### Exercise
Look through the records that follow. Copy every line containing the word "label".

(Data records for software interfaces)
***
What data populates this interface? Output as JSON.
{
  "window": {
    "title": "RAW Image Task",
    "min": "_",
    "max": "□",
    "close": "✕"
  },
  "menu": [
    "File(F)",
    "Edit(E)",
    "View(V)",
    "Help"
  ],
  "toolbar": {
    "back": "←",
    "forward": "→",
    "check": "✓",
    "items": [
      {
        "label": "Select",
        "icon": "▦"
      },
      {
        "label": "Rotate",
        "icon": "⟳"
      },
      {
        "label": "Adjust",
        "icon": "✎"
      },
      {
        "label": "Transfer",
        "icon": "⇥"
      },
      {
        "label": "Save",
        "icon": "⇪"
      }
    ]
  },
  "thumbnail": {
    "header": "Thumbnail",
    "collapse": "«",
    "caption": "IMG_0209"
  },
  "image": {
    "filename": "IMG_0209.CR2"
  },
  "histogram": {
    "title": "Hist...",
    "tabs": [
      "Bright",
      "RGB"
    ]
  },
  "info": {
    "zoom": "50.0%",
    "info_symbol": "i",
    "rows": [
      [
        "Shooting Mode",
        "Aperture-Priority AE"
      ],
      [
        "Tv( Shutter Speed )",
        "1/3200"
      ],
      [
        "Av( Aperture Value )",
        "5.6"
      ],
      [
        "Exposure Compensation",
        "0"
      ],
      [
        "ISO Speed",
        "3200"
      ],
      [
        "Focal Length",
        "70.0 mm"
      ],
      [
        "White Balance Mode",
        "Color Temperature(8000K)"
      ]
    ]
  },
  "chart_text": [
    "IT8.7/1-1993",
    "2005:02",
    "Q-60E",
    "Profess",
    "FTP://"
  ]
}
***
### Completed exercise
        "label": "Select",
        "label": "Rotate",
        "label": "Adjust",
        "label": "Transfer",
        "label": "Save",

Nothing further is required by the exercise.